:: Task to carry out ::
After finding the line that contains "Serialize everything readable" in the material below, print that line and all subsequent lines exactly, up to and including the last.

***** Working data

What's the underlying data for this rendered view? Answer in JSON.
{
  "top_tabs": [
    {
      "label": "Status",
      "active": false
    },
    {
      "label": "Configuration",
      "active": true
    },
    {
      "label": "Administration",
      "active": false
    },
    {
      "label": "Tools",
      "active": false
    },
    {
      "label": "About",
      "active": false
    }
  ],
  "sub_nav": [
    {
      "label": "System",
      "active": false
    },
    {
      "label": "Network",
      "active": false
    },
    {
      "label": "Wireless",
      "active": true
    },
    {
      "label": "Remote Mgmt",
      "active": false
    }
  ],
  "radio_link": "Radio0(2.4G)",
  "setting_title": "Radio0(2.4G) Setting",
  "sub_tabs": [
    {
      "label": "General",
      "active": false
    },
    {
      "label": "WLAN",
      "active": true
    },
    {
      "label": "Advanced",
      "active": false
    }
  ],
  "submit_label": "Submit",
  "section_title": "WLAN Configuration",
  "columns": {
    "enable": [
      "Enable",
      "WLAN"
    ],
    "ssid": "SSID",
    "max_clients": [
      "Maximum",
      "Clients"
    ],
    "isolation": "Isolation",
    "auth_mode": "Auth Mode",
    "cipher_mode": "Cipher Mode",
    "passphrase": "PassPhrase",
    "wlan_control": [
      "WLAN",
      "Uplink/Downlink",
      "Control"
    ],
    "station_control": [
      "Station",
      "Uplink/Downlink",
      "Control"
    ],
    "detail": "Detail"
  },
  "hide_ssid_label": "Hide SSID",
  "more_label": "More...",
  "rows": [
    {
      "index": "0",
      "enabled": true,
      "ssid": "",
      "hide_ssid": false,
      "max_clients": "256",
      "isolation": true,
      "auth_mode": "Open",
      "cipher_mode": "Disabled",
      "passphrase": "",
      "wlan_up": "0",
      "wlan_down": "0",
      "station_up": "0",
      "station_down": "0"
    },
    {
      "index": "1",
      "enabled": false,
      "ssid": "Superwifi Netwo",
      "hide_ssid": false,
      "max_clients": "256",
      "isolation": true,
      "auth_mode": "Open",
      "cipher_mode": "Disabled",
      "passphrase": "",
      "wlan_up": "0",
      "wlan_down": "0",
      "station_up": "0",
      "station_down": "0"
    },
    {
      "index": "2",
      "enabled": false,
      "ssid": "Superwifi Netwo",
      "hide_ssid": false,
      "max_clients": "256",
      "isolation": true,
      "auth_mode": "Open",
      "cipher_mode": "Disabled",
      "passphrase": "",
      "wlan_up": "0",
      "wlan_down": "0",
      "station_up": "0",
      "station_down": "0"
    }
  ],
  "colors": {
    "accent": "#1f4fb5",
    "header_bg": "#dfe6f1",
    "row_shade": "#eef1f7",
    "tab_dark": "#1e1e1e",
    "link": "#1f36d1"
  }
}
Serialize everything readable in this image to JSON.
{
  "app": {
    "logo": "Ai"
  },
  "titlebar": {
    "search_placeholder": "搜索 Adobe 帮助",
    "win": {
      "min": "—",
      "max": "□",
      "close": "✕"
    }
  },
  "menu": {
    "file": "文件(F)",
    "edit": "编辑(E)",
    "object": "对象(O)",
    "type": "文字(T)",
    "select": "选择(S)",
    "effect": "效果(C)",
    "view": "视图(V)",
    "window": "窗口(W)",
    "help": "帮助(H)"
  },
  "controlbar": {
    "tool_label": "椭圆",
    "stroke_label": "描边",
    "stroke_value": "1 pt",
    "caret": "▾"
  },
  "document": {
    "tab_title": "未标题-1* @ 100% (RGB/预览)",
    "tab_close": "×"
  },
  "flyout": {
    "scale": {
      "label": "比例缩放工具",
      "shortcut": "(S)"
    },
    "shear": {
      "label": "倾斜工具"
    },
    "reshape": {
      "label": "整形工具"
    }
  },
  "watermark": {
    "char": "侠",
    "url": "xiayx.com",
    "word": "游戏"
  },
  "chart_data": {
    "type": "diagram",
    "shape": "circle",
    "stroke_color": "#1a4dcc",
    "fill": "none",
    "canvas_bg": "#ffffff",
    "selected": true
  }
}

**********

:: Response box ::
Serialize everything readable in this image to JSON.
{
  "app": {
    "logo": "Ai"
  },
  "titlebar": {
    "search_placeholder": "搜索 Adobe 帮助",
    "win": {
      "min": "—",
      "max": "□",
      "close": "✕"
    }
  },
  "menu": {
    "file": "文件(F)",
    "edit": "编辑(E)",
    "object": "对象(O)",
    "type": "文字(T)",
    "select": "选择(S)",
    "effect": "效果(C)",
    "view": "视图(V)",
    "window": "窗口(W)",
    "help": "帮助(H)"
  },
  "controlbar": {
    "tool_label": "椭圆",
    "stroke_label": "描边",
    "stroke_value": "1 pt",
    "caret": "▾"
  },
  "document": {
    "tab_title": "未标题-1* @ 100% (RGB/预览)",
    "tab_close": "×"
  },
  "flyout": {
    "scale": {
      "label": "比例缩放工具",
      "shortcut": "(S)"
    },
    "shear": {
      "label": "倾斜工具"
    },
    "reshape": {
      "label": "整形工具"
    }
  },
  "watermark": {
    "char": "侠",
    "url": "xiayx.com",
    "word": "游戏"
  },
  "chart_data": {
    "type": "diagram",
    "shape": "circle",
    "stroke_color": "#1a4dcc",
    "fill": "none",
    "canvas_bg": "#ffffff",
    "selected": true
  }
}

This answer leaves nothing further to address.